Not Thinking The Unthinkable, But Thinking Hard

Yesterday Graeme pointed meScientific American, to an article entitled, “Never Say Die: Why We Can’t Imagine Death.” The article sticks strictly to scientific explanations, and ignores the possibility that some non-scientific accounts might actually be well-grounded; that’s OK, it’s what we pay scientists to do. If someone asks me about death and existence, I won’t talk about MRIs or evolutionary psychology.
The article does the valuable work of directing our attention to death with unyielding unsentimentality, in contrast to cultural cues that favor denying, trivializing, or romanticizing death.
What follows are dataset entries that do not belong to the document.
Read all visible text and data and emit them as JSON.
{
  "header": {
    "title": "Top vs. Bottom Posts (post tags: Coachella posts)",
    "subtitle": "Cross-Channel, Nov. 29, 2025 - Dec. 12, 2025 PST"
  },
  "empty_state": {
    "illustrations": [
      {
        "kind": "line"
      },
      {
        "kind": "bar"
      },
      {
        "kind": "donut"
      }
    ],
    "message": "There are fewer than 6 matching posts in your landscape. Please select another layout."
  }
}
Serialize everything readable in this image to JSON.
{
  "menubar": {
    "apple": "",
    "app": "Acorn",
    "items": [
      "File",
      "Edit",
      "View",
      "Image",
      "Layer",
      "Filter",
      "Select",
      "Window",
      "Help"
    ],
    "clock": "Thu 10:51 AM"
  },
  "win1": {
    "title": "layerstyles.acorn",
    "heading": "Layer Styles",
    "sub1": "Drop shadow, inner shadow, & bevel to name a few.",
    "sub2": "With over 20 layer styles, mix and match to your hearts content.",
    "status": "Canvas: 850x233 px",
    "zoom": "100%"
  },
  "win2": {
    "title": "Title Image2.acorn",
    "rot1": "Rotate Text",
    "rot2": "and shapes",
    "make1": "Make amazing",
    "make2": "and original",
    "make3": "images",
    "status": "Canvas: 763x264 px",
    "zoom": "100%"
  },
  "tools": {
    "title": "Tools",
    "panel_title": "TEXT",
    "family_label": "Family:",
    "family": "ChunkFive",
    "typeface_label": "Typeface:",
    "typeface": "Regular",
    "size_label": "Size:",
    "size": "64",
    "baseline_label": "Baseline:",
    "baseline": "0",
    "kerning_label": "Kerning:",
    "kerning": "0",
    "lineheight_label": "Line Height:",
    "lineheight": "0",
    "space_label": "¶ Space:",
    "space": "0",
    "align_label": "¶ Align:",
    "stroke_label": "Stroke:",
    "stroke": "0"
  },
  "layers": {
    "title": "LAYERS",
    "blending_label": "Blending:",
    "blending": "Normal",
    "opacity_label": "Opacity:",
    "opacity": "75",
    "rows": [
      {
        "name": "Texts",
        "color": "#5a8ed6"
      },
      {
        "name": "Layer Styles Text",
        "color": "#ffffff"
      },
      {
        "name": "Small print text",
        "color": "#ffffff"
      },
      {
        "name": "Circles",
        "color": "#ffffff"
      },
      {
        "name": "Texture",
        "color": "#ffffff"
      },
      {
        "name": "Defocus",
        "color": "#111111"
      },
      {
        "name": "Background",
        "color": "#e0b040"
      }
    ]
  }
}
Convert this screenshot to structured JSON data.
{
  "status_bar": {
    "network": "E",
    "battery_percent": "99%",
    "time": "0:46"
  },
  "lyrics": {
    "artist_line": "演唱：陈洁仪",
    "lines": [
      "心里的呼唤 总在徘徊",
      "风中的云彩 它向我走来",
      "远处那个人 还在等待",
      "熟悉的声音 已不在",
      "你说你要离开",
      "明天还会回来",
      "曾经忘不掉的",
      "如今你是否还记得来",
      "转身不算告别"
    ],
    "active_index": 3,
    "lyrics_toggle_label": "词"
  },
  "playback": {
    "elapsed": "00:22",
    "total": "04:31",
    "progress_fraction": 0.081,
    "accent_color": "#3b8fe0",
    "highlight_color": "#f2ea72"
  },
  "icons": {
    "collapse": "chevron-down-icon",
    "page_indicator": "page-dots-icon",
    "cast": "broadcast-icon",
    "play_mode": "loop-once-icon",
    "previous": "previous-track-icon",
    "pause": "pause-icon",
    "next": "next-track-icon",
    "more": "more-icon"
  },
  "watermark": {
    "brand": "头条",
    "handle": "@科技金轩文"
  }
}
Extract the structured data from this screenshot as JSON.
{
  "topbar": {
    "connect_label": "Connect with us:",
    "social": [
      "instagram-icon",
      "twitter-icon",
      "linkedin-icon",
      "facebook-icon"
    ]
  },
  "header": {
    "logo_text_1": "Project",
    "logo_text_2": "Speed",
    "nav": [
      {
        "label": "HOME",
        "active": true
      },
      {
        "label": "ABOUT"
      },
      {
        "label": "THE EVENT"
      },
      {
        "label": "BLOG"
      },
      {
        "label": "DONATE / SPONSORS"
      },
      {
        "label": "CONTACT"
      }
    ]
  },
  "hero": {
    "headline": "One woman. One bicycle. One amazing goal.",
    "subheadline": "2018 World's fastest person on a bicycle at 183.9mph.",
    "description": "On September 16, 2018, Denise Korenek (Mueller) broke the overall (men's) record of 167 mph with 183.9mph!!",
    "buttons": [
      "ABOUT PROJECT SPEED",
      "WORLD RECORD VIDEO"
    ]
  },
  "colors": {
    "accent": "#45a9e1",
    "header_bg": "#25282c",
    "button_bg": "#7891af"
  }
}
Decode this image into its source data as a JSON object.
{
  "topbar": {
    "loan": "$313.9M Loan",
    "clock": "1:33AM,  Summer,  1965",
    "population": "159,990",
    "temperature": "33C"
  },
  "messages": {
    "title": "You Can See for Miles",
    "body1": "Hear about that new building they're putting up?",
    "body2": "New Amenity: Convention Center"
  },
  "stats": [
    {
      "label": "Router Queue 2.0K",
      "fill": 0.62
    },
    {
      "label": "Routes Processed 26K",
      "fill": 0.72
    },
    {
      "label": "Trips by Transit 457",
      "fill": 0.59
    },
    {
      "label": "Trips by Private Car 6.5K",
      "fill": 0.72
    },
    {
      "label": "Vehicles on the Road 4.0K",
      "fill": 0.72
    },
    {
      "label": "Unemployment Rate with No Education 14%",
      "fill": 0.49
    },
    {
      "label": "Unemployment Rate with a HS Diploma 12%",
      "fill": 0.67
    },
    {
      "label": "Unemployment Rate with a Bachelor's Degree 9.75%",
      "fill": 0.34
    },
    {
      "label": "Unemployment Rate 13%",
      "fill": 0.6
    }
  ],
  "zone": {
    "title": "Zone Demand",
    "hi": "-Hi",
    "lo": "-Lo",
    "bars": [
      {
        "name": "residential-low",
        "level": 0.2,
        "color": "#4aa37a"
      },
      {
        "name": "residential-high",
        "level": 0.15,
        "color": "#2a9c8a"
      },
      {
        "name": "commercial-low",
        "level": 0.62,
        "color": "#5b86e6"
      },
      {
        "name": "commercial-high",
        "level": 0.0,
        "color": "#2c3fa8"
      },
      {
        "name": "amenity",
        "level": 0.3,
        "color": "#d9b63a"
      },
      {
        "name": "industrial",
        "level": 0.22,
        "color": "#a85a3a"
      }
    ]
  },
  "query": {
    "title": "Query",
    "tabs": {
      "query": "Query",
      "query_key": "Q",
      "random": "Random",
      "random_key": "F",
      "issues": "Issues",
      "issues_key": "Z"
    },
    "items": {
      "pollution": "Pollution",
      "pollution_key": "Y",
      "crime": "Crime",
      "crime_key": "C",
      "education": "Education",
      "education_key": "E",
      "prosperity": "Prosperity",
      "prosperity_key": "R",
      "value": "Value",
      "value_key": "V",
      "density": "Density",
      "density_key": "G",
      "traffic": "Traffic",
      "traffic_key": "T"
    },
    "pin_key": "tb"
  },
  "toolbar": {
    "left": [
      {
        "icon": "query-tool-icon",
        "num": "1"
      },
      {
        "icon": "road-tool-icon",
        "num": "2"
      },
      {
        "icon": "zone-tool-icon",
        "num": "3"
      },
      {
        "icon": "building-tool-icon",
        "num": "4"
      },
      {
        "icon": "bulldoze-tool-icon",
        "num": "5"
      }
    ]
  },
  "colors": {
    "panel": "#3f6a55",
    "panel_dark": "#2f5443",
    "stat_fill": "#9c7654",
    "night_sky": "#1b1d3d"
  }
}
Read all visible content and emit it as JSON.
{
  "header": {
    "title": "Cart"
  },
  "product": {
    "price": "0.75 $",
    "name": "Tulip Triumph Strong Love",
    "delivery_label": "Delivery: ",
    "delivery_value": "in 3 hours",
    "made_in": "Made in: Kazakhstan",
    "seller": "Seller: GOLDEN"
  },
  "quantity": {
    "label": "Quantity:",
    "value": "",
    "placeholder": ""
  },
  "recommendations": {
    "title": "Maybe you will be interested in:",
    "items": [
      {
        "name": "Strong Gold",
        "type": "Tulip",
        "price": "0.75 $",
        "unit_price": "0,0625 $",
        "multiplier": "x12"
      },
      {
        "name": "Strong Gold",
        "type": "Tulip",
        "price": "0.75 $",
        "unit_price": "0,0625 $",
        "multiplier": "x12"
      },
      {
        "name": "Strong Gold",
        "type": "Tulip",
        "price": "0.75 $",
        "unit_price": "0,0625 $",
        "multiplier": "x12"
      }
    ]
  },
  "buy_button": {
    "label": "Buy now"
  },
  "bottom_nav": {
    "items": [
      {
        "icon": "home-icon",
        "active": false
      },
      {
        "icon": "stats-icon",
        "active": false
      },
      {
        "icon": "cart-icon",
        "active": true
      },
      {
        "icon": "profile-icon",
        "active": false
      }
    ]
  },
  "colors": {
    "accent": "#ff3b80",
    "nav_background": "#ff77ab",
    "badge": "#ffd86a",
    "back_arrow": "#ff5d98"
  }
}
At the risk of saying more than I know, I would affirm forcefully that everyone should take time for a more [painfully] unsentimental consideration of death and dying, if only to counteract the stifling concealment by which the powerful, profitable enterprises endeavor to assure us that if we just consume enough, we will live forever (or that we need not think about death as long as we’re accumulating material goods, or that death only happens to other kinds of people). Whatever conclusions you may come to, death will surely be among them.

Leave a Reply

Your email address will not be published. Required fields are marked *